• [EXERCISE BRIEF] Which lines hold the string "this"? Copy each of them from the material below.

• [TASK MATERIAL]
::::::::

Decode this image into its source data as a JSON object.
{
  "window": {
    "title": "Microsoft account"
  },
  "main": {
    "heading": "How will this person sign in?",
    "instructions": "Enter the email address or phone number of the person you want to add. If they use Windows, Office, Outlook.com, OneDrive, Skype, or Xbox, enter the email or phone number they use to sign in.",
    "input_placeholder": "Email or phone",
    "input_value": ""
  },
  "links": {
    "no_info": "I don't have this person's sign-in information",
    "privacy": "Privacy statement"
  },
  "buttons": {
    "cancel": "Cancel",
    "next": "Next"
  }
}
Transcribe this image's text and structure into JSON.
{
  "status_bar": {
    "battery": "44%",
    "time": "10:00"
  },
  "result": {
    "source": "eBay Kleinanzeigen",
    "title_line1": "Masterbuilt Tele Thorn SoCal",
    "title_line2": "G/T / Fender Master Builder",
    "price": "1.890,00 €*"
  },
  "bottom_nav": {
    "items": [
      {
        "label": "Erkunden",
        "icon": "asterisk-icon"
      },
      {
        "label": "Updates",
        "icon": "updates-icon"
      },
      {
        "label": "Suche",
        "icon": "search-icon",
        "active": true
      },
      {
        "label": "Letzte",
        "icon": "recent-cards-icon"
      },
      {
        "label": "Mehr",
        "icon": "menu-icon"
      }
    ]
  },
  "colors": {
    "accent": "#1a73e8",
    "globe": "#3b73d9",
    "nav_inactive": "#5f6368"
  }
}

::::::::

• [ANSWER BOX]
Decode this image into its source data as a JSON object.
    "heading": "How will this person sign in?",
    "no_info": "I don't have this person's sign-in information",
Transcribe this image's text and structure into JSON.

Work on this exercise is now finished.